The idea you want to get across must allow people to sublimate themselves by relaying it
How does it make people look to talk about a product or idea? Most people would rather look smart than dumb, rich than poor, and cool than geeky. Just like the clothes we wear and the cars we drive, what we talk about influences how others see us. It’s social currency. Knowing about cool things—like a blender that can tear through an iPhone—makes people seem sharp and in the know. So to get people talking we need to craft messages that help them achieve these desired impressions. We need to find our inner remarkability and make people feel like insiders. We need to leverage game mechanics to give people ways to achieve and provide visible symbols of status that they can show to others.
A company shouldn’t get addicted to being shiny, because shiny doesn’t last.
Focus is saying no to 1,000 good ideas.

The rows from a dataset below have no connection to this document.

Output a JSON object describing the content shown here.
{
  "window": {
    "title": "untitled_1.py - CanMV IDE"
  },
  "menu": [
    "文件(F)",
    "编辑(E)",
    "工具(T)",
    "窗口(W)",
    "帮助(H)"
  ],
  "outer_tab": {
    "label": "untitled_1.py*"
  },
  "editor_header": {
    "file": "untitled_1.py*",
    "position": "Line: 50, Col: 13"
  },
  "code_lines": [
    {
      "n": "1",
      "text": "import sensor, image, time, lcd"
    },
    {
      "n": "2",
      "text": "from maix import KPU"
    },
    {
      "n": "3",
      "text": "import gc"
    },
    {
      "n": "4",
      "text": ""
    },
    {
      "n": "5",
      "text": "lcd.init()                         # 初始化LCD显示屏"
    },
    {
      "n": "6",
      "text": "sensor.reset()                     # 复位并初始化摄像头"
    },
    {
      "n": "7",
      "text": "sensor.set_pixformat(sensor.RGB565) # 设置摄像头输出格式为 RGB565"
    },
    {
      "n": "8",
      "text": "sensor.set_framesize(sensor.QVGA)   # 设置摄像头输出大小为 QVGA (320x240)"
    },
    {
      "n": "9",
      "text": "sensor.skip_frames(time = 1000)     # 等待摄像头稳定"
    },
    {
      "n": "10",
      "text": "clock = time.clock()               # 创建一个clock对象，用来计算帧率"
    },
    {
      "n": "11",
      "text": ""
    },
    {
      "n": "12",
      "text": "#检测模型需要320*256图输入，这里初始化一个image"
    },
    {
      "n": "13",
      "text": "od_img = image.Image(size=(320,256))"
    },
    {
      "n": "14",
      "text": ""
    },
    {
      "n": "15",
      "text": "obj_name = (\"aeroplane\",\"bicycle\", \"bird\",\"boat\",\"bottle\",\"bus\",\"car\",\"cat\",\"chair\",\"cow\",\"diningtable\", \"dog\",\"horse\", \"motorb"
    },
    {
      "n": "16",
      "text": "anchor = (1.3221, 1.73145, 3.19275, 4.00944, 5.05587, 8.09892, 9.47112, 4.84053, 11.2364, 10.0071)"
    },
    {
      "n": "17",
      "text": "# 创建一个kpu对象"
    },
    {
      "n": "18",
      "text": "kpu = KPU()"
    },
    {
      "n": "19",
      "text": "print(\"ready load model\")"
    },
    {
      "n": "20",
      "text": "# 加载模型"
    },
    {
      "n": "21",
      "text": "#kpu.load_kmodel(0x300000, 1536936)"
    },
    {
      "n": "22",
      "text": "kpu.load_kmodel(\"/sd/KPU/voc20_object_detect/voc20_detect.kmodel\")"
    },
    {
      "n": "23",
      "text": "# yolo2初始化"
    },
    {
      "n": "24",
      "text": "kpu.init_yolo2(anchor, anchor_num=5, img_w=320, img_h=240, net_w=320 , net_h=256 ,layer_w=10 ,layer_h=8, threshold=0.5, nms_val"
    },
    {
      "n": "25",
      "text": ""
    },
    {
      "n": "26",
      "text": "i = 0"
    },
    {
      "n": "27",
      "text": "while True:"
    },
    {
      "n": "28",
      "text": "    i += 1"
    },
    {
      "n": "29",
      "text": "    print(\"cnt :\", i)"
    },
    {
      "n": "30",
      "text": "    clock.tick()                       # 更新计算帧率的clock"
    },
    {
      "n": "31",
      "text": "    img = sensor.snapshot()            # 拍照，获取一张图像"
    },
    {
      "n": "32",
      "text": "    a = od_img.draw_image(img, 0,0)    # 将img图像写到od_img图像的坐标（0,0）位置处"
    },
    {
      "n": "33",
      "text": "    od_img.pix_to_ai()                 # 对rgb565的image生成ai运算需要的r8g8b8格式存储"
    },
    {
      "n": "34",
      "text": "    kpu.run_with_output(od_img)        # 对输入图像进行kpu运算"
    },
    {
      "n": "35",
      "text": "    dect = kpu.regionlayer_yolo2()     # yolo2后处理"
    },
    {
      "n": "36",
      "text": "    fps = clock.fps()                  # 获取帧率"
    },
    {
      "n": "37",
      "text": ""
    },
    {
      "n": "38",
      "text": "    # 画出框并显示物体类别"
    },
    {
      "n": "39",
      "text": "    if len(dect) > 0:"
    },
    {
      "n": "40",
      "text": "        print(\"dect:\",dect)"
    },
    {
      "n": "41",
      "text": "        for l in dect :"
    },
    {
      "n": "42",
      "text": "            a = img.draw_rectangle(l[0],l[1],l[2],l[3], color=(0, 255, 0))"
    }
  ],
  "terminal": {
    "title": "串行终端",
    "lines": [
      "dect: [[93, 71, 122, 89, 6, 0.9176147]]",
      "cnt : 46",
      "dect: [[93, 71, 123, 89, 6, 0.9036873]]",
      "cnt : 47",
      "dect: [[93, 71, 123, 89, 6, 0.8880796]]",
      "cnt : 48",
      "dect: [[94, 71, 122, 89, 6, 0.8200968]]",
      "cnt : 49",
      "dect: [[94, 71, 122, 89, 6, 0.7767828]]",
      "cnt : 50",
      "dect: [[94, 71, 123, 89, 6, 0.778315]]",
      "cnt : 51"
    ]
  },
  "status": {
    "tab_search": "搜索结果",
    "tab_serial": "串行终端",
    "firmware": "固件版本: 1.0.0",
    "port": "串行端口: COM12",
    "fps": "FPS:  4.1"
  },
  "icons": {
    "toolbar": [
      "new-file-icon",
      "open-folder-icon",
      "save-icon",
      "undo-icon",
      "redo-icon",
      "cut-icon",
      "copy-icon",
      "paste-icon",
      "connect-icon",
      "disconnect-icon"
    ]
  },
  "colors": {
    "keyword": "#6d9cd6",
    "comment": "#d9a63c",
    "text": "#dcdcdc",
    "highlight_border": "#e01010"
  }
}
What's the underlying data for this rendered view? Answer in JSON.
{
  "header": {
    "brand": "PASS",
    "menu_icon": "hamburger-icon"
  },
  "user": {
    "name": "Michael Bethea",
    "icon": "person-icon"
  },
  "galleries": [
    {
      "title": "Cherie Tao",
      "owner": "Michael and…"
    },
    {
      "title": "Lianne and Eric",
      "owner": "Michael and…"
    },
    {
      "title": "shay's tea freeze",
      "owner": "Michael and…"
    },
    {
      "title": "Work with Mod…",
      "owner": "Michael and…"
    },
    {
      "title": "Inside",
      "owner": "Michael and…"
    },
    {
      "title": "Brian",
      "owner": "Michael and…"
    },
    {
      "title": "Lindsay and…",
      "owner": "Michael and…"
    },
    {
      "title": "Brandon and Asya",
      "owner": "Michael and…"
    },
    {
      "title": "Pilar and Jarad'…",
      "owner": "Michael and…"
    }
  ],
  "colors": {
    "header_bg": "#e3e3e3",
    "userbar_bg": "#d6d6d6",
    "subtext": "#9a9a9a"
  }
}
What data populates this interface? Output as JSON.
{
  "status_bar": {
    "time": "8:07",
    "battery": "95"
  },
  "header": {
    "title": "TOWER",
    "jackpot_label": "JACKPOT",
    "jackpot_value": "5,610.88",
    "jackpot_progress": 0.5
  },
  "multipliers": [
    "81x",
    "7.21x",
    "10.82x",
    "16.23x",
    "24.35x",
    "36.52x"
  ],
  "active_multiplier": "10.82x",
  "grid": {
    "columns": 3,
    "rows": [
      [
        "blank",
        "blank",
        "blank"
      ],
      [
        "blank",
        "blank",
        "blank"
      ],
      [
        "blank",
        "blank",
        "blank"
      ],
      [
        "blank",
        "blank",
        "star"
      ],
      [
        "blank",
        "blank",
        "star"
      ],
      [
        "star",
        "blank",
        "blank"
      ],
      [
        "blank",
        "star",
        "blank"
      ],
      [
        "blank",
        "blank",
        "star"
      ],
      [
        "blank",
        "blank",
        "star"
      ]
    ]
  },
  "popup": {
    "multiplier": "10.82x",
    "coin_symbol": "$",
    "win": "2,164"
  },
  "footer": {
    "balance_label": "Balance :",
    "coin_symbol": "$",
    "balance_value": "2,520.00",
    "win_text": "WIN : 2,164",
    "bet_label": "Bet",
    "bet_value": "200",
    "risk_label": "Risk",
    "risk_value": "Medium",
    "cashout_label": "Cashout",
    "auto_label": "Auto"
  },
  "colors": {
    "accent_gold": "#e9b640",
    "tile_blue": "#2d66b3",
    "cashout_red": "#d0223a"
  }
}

Every time I read a management or self-help book, I find myself saying, “That’s fine, but that wasn’t really the hard thing about the situation.” The hard thing isn’t setting a big, hairy, audacious goal. The hard thing is laying people off when you miss the big goal. The hard thing isn’t hiring great people. The hard thing is when those “great people” develop a sense of entitlement and start demanding unreasonable things. The hard thing isn’t setting up an organizational chart. The hard thing is getting people to communicate within the organization that you just designed. The hard thing isn’t dreaming big. The hard thing is waking up in the middle of the night in a cold sweat when the dream turns into a nightmare.
The last 10% is 90% of the work.